"The situation has become a bit of a perfect storm, a high-pressure scenario with both relationships and work."

Dr Dhaliwal said with natural disasters there was a defined end.

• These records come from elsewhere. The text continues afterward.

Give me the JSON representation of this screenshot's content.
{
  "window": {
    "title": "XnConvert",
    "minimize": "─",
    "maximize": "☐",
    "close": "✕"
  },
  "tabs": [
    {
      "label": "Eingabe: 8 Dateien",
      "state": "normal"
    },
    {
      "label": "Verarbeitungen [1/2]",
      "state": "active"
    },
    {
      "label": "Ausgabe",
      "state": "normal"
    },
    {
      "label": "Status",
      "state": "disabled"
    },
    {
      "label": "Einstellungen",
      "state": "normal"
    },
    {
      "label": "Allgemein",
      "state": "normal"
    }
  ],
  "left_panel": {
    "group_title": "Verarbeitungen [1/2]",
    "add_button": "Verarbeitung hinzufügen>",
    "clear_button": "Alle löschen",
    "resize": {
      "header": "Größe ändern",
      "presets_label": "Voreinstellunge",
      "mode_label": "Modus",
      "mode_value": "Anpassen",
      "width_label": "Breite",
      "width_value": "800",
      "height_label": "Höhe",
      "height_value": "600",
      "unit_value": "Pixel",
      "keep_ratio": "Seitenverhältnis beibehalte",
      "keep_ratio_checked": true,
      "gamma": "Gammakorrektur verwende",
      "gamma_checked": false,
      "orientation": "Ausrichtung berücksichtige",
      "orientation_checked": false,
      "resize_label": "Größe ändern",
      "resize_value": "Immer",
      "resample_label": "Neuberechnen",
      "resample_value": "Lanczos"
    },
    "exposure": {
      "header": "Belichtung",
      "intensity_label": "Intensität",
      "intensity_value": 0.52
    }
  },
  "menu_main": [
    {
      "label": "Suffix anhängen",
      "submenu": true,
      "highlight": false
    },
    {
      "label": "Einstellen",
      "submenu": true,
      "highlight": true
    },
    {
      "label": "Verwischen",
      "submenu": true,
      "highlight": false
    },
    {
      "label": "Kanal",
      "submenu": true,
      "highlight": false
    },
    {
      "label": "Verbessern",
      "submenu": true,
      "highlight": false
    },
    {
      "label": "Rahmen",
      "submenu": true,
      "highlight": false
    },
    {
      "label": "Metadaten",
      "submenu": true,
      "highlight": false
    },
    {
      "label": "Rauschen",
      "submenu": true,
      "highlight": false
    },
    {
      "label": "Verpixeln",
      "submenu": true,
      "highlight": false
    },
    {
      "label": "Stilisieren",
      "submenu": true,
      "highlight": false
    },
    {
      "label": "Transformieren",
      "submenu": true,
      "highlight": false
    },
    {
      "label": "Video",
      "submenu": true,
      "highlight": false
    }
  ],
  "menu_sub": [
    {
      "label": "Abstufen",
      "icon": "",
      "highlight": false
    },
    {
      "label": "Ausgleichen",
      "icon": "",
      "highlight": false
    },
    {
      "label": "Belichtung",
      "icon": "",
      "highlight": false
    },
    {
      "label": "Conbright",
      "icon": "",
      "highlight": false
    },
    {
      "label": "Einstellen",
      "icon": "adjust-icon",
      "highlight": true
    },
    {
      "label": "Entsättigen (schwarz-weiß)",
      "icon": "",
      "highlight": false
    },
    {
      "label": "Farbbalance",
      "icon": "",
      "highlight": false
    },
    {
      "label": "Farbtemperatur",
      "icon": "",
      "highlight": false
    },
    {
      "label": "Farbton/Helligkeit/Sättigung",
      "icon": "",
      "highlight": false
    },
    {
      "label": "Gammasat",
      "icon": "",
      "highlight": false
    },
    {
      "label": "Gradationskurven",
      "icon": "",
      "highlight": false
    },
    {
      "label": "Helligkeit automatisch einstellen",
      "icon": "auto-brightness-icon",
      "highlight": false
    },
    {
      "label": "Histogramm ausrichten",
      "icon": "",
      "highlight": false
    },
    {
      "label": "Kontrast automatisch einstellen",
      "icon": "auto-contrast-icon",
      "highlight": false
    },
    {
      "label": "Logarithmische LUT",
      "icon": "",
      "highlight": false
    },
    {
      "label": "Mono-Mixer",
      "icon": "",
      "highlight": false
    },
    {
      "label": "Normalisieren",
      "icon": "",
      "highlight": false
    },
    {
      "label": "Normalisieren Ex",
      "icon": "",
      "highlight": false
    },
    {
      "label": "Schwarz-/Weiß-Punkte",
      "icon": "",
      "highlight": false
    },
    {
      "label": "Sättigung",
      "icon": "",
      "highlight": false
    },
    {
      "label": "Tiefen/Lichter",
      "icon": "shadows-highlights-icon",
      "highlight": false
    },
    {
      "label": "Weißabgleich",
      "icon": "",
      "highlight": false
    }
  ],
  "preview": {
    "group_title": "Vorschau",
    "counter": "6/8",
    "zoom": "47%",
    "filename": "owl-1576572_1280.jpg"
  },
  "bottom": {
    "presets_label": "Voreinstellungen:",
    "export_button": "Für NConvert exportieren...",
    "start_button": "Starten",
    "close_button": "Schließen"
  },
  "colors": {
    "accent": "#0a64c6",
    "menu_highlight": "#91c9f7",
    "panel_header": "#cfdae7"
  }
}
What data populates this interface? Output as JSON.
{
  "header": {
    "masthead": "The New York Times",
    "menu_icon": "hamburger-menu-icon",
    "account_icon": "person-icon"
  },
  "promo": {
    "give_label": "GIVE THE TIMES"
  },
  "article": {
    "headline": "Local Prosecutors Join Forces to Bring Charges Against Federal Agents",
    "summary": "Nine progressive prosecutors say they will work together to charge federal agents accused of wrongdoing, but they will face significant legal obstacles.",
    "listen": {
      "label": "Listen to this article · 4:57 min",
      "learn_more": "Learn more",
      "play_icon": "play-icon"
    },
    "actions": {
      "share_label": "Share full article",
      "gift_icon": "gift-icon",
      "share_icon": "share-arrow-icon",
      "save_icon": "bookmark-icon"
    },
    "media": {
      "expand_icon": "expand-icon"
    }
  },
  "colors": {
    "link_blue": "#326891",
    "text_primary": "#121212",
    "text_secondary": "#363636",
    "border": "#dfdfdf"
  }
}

However, COVID-19 had led to further uncertainty.

"Often what happens after a natural disaster, there is an initial state of confusion and vulnerability, then there is a point where it is over.

"With coronavirus, no one knows how long you need to put your life on hold or when you should make a major decision.

"Economic uncertainty reduces people's choices - where they live, what they eat and do. People are fearful of where their next pay cheque will come, which raises anxiety and has knock-on effects like depression and substance abuse."

Gold Coast tourist parks have been quieter than normal due to COVID-19. Picture: Jerad Williams
Gold Coast tourist parks have been quieter than normal due to COVID-19. Picture: Jerad Williams

National mental Health Charity SANE Australia said any mental health response must go hand-in-hand with financial aid.

"We do know that when there are periods of high unemployment and economic recession can lead to poorer health outcomes in the community unfortunately can lead to suicide," Deputy CEO Dr Michelle Blanchard said.

"This is not inevitable, if we can ensure people have the best opportunity to re-enter the workforce as soon as they can and ensure adequate safety nets are in place for them in the mean time."

The organisation said work also needed to be done to further fund mental health services at the anticipated increase in demand.

"These services are often underfunded to start with," Dr Blanchard said.

Mental Health advocates say COVID-19 is causing a spike in depression and anxiety. Picture: AAP Image/Dave Hunt
Mental Health advocates say COVID-19 is causing a spike in depression and anxiety. Picture: AAP Image/Dave Hunt

"Certainly in areas where the economy relies on tourism and a relatively young workforce we are likely to see a larger impact on mental health."

Currumbin Clinic chief executive Kate Cross said the private mental health facility had an increase in admissions and inquiries and "we are going to see the impacts of COVID-19 restrictions for months to come".

"I think we're seeing more information around the impacts on people's mental health, but I don't think mental health considerations are being considered as much as they should be."

Last month, the Federal Government pledged $48.1 million to support mental health as a result of the coronavirus pandemic. It will focus on three areas including improving research and real-time data on the mental health impact of COVID-19, supporting accessible services for vulnerable groups.

 

NEED HELP?

Lifeline: 13 11 14

Beyond Blue: 1300 22 4636

Suicide Call Back Service 1300 659 467

Kids Help Line 1800 55 1800

Originally published as Mental health experts fear suicide surge



Huge overhaul in works for popular Southside shop

Premium Content Huge overhaul in works for popular Southside shop

Developers are planning a huge transformation for an ‘outdated’ Southside business...

Early morning crash puts one in Gympie Hospital

Premium Content Early morning crash puts one in Gympie Hospital

One patient was taken to hospital after paramedics responded to a crash in Gympie...